> _EXERCISE MATERIALS_
*****
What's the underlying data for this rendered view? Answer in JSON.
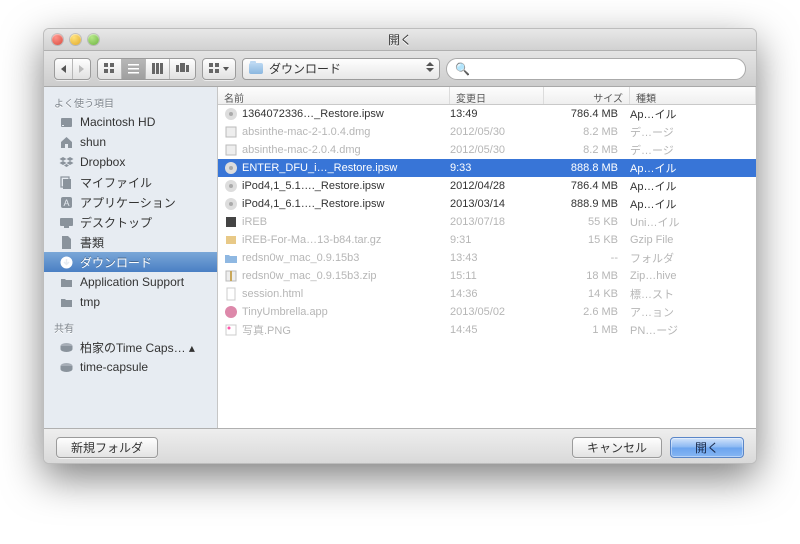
{
  "window": {
    "title": "開く"
  },
  "toolbar": {
    "location_label": "ダウンロード",
    "search_placeholder": ""
  },
  "sidebar": {
    "favorites_header": "よく使う項目",
    "shared_header": "共有",
    "favorites": [
      {
        "label": "Macintosh HD",
        "icon": "drive"
      },
      {
        "label": "shun",
        "icon": "home"
      },
      {
        "label": "Dropbox",
        "icon": "dropbox"
      },
      {
        "label": "マイファイル",
        "icon": "allfiles"
      },
      {
        "label": "アプリケーション",
        "icon": "apps"
      },
      {
        "label": "デスクトップ",
        "icon": "desktop"
      },
      {
        "label": "書類",
        "icon": "docs"
      },
      {
        "label": "ダウンロード",
        "icon": "downloads",
        "selected": true
      },
      {
        "label": "Application Support",
        "icon": "folder"
      },
      {
        "label": "tmp",
        "icon": "folder"
      }
    ],
    "shared": [
      {
        "label": "柏家のTime Caps… ▴",
        "icon": "timecapsule"
      },
      {
        "label": "time-capsule",
        "icon": "timecapsule"
      }
    ]
  },
  "columns": {
    "name": "名前",
    "modified": "変更日",
    "size": "サイズ",
    "kind": "種類"
  },
  "files": [
    {
      "name": "1364072336…_Restore.ipsw",
      "mod": "13:49",
      "size": "786.4 MB",
      "kind": "Ap…イル",
      "icon": "ipsw",
      "dim": false
    },
    {
      "name": "absinthe-mac-2-1.0.4.dmg",
      "mod": "2012/05/30",
      "size": "8.2 MB",
      "kind": "デ…ージ",
      "icon": "dmg",
      "dim": true
    },
    {
      "name": "absinthe-mac-2.0.4.dmg",
      "mod": "2012/05/30",
      "size": "8.2 MB",
      "kind": "デ…ージ",
      "icon": "dmg",
      "dim": true
    },
    {
      "name": "ENTER_DFU_i…_Restore.ipsw",
      "mod": "9:33",
      "size": "888.8 MB",
      "kind": "Ap…イル",
      "icon": "ipsw",
      "dim": false,
      "selected": true
    },
    {
      "name": "iPod4,1_5.1…._Restore.ipsw",
      "mod": "2012/04/28",
      "size": "786.4 MB",
      "kind": "Ap…イル",
      "icon": "ipsw",
      "dim": false
    },
    {
      "name": "iPod4,1_6.1…._Restore.ipsw",
      "mod": "2013/03/14",
      "size": "888.9 MB",
      "kind": "Ap…イル",
      "icon": "ipsw",
      "dim": false
    },
    {
      "name": "iREB",
      "mod": "2013/07/18",
      "size": "55 KB",
      "kind": "Uni…イル",
      "icon": "exec",
      "dim": true
    },
    {
      "name": "iREB-For-Ma…13-b84.tar.gz",
      "mod": "9:31",
      "size": "15 KB",
      "kind": "Gzip File",
      "icon": "gz",
      "dim": true
    },
    {
      "name": "redsn0w_mac_0.9.15b3",
      "mod": "13:43",
      "size": "--",
      "kind": "フォルダ",
      "icon": "folder",
      "dim": true
    },
    {
      "name": "redsn0w_mac_0.9.15b3.zip",
      "mod": "15:11",
      "size": "18 MB",
      "kind": "Zip…hive",
      "icon": "zip",
      "dim": true
    },
    {
      "name": "session.html",
      "mod": "14:36",
      "size": "14 KB",
      "kind": "標…スト",
      "icon": "html",
      "dim": true
    },
    {
      "name": "TinyUmbrella.app",
      "mod": "2013/05/02",
      "size": "2.6 MB",
      "kind": "ア…ョン",
      "icon": "app",
      "dim": true
    },
    {
      "name": "写真.PNG",
      "mod": "14:45",
      "size": "1 MB",
      "kind": "PN…ージ",
      "icon": "png",
      "dim": true
    }
  ],
  "buttons": {
    "new_folder": "新規フォルダ",
    "cancel": "キャンセル",
    "open": "開く"
  }
}
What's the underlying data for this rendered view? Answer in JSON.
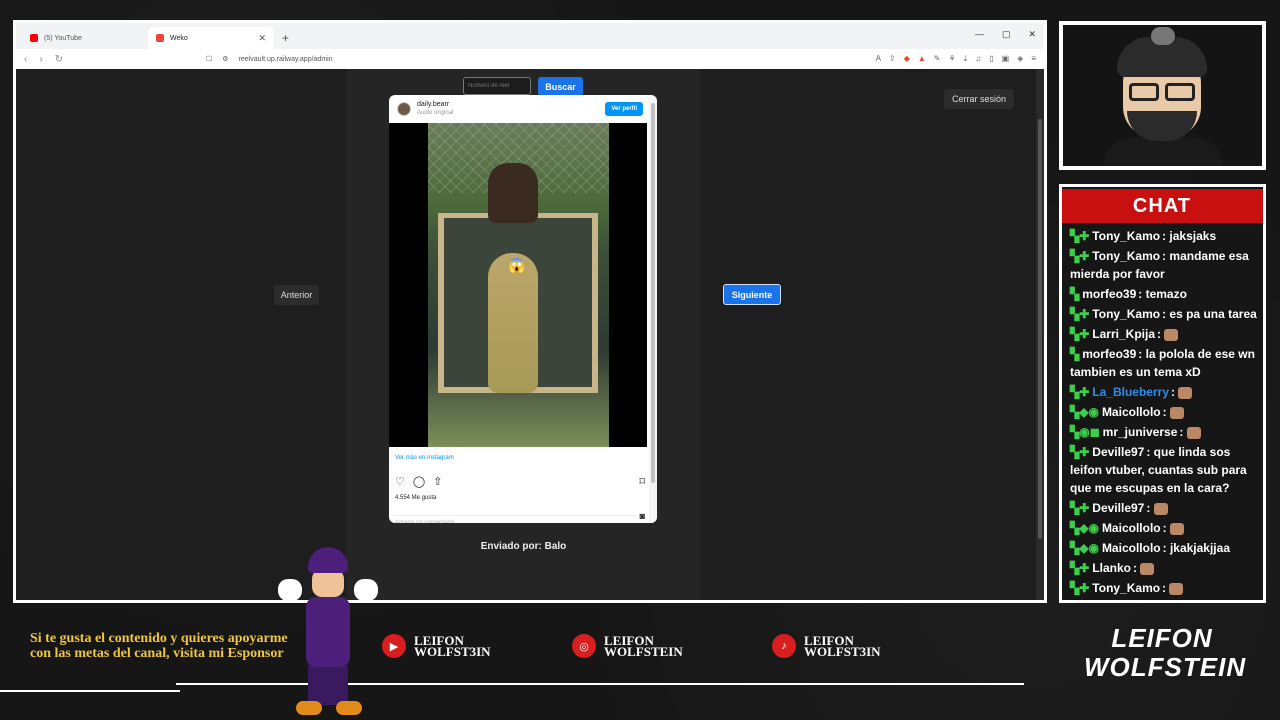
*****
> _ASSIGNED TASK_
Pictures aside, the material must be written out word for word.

> _ANSWER AREA_
What's the underlying data for this rendered view? Answer in JSON.
{
  "window": {
    "title": "開く"
  },
  "toolbar": {
    "location_label": "ダウンロード",
    "search_placeholder": ""
  },
  "sidebar": {
    "favorites_header": "よく使う項目",
    "shared_header": "共有",
    "favorites": [
      {
        "label": "Macintosh HD",
        "icon": "drive"
      },
      {
        "label": "shun",
        "icon": "home"
      },
      {
        "label": "Dropbox",
        "icon": "dropbox"
      },
      {
        "label": "マイファイル",
        "icon": "allfiles"
      },
      {
        "label": "アプリケーション",
        "icon": "apps"
      },
      {
        "label": "デスクトップ",
        "icon": "desktop"
      },
      {
        "label": "書類",
        "icon": "docs"
      },
      {
        "label": "ダウンロード",
        "icon": "downloads",
        "selected": true
      },
      {
        "label": "Application Support",
        "icon": "folder"
      },
      {
        "label": "tmp",
        "icon": "folder"
      }
    ],
    "shared": [
      {
        "label": "柏家のTime Caps… ▴",
        "icon": "timecapsule"
      },
      {
        "label": "time-capsule",
        "icon": "timecapsule"
      }
    ]
  },
  "columns": {
    "name": "名前",
    "modified": "変更日",
    "size": "サイズ",
    "kind": "種類"
  },
  "files": [
    {
      "name": "1364072336…_Restore.ipsw",
      "mod": "13:49",
      "size": "786.4 MB",
      "kind": "Ap…イル",
      "icon": "ipsw",
      "dim": false
    },
    {
      "name": "absinthe-mac-2-1.0.4.dmg",
      "mod": "2012/05/30",
      "size": "8.2 MB",
      "kind": "デ…ージ",
      "icon": "dmg",
      "dim": true
    },
    {
      "name": "absinthe-mac-2.0.4.dmg",
      "mod": "2012/05/30",
      "size": "8.2 MB",
      "kind": "デ…ージ",
      "icon": "dmg",
      "dim": true
    },
    {
      "name": "ENTER_DFU_i…_Restore.ipsw",
      "mod": "9:33",
      "size": "888.8 MB",
      "kind": "Ap…イル",
      "icon": "ipsw",
      "dim": false,
      "selected": true
    },
    {
      "name": "iPod4,1_5.1…._Restore.ipsw",
      "mod": "2012/04/28",
      "size": "786.4 MB",
      "kind": "Ap…イル",
      "icon": "ipsw",
      "dim": false
    },
    {
      "name": "iPod4,1_6.1…._Restore.ipsw",
      "mod": "2013/03/14",
      "size": "888.9 MB",
      "kind": "Ap…イル",
      "icon": "ipsw",
      "dim": false
    },
    {
      "name": "iREB",
      "mod": "2013/07/18",
      "size": "55 KB",
      "kind": "Uni…イル",
      "icon": "exec",
      "dim": true
    },
    {
      "name": "iREB-For-Ma…13-b84.tar.gz",
      "mod": "9:31",
      "size": "15 KB",
      "kind": "Gzip File",
      "icon": "gz",
      "dim": true
    },
    {
      "name": "redsn0w_mac_0.9.15b3",
      "mod": "13:43",
      "size": "--",
      "kind": "フォルダ",
      "icon": "folder",
      "dim": true
    },
    {
      "name": "redsn0w_mac_0.9.15b3.zip",
      "mod": "15:11",
      "size": "18 MB",
      "kind": "Zip…hive",
      "icon": "zip",
      "dim": true
    },
    {
      "name": "session.html",
      "mod": "14:36",
      "size": "14 KB",
      "kind": "標…スト",
      "icon": "html",
      "dim": true
    },
    {
      "name": "TinyUmbrella.app",
      "mod": "2013/05/02",
      "size": "2.6 MB",
      "kind": "ア…ョン",
      "icon": "app",
      "dim": true
    },
    {
      "name": "写真.PNG",
      "mod": "14:45",
      "size": "1 MB",
      "kind": "PN…ージ",
      "icon": "png",
      "dim": true
    }
  ],
  "buttons": {
    "new_folder": "新規フォルダ",
    "cancel": "キャンセル",
    "open": "開く"
  }
}
What's the underlying data for this rendered view? Answer in JSON.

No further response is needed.